Special to the Portland Press Herald Maine Voices

I applaud the recent teen-age letter writer who has the courage to express her feelings about our suicide epidemic, and encourage that helpline numbers be posted in high schools.

She is correct that we have an epidemic of young adult drug use and suicide. Almost every day these tragedies shout out from the newsprint, or from the television and Internet. May the telling words in the obituaries of young people, “died unexpectedly at home” wake us up!

Adolescence is rightfully the time of experimentation and searching. We leave the familiar surroundings of our family to move out into the larger world. It is right and healthy to challenge and outgrow the roles and restrictions of youth and seek to create new independent and meaningful lives. The excitement and passion of youth are precious but fragile, valuable but vulnerable. This passion, the spark of life itself, deserves and demands the respect and the care of older generations, the rest of us. My heart breaks when I hear of the many deaths by suicide, and the grief and suffering they bring us. Our hearts break open in order to move us to acceptance and action. Underneath teenage searching is a need for understanding, for purpose and community. Many of the causes of suicide are spiritual in nature. Regardless of age we all seek answers, but what’s even more important than answers are the conversations, honest engaged conversations about life’s larger questions, such as what gives life meaning? who’s in charge? how can I live with despair? It is the child’s spirit that seeks expression, often as unique natural emotions like grief, anger, fear and of course, love. This is their essence, their soul, that is trying to express itself. More often than not the child is not mentally ill but spirited, that is, full of natural emotions. We can provide acceptance and action, acceptance with love, knowing we have limited control, and action, knowing we can make a difference. Acceptance requires our humility, our helplessness, and our own surrender. Action requires equal energy reaching out, making contact, and most of all listening, that is, listening without judgment, opening our ears, opening our hearts. Sometimes we need to literally keep our mouth shut, so we can listen and hear with our hearts and souls.
Clichés exist because they contain a grain of truth: suicide is a permanent solution to a temporary problem.
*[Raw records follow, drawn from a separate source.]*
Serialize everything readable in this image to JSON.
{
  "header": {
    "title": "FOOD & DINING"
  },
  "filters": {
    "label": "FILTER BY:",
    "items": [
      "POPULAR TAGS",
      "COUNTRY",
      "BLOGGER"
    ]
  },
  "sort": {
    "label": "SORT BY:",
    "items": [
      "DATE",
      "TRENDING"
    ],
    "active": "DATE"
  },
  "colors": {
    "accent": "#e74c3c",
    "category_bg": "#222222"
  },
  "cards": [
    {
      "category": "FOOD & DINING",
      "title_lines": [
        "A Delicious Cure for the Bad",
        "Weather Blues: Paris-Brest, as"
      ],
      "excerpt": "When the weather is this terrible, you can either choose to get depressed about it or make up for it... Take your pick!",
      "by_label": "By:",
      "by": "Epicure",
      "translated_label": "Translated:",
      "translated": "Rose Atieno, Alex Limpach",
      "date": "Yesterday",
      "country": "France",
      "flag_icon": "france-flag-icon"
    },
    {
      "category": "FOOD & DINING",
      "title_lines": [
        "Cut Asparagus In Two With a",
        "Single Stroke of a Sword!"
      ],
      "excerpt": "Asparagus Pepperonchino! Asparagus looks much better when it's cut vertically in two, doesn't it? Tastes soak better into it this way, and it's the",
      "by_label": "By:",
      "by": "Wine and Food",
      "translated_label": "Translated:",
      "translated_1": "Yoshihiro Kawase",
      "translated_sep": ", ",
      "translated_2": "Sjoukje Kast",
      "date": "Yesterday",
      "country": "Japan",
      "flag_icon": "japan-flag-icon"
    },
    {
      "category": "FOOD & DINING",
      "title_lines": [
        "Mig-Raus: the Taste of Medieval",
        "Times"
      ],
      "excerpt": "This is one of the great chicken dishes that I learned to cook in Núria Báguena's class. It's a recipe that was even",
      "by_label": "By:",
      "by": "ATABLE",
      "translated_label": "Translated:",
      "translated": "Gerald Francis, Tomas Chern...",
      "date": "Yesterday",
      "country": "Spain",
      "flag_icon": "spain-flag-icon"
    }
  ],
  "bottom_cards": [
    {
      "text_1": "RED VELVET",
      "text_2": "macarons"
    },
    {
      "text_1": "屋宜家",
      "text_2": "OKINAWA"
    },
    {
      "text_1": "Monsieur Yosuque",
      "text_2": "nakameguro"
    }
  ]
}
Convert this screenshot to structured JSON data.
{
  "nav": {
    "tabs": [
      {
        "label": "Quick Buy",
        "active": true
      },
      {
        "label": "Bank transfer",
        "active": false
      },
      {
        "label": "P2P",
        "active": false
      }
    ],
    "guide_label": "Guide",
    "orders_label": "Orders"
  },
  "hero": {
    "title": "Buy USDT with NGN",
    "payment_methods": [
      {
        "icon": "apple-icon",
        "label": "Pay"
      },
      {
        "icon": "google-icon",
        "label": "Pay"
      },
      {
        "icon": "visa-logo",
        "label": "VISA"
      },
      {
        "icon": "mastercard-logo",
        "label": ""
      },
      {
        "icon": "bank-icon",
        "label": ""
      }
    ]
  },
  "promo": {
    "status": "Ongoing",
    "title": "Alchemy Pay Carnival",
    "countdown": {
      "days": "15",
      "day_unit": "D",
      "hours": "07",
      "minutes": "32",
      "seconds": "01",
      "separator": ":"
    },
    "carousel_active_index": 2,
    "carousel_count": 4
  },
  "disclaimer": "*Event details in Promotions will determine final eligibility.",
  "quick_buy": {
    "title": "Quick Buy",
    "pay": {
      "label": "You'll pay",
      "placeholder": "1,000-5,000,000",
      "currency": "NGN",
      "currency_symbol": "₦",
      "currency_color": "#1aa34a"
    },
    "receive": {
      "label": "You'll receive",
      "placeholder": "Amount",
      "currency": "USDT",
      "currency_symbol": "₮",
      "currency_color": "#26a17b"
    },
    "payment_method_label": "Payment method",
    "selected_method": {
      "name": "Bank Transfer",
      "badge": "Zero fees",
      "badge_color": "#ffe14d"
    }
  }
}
We can correct harmful language from ‘committed suicide’ to ‘died by suicide’. Stigma can happen even after the fact. We’re not talking crime here, we’re talking tragedy. It is accurate and honest to use the word died because that’s what happened: someone died: they’re gone, never to come back, except in memory. Both first responders and forever responders – police officers and family members – must live with a legacy of grief, pain and suffering.

We must be mature enough to go beyond the stigma of mental illness labels, which are helpful short-term to identify the seriousness of a problem, but need not be permanent, and always mask a human being with a hurting heart. Every heart needs a listener for their natural emotions. Lots of times we adults don’t know the answers. Besides, it’s not our lives, it’s their lives; that’s what they’re doing: seeking and finding answers for their lives, one day at a time, sometimes one moment at a time. When kids ask, we should respond and be honest, repeat, be honest. To listen sounds simple, and it is, but it means that we put down what we are doing, turn off our cell phone and listen. We must go where the kids are, find them where they hang out, and listen. Walk in there, drive over there, engage at their level, and open our hearts to them. I know it sounds simple, and it is; listening carries the elegant power of simplicity, and it is a precious gift you can offer. Now. You. Listen.

Jacob Watson is a father of four adult children, a former hospice chaplain and author of Essence: The Emotional Path to Spirit. He can be reached at jacobw@gwi.net.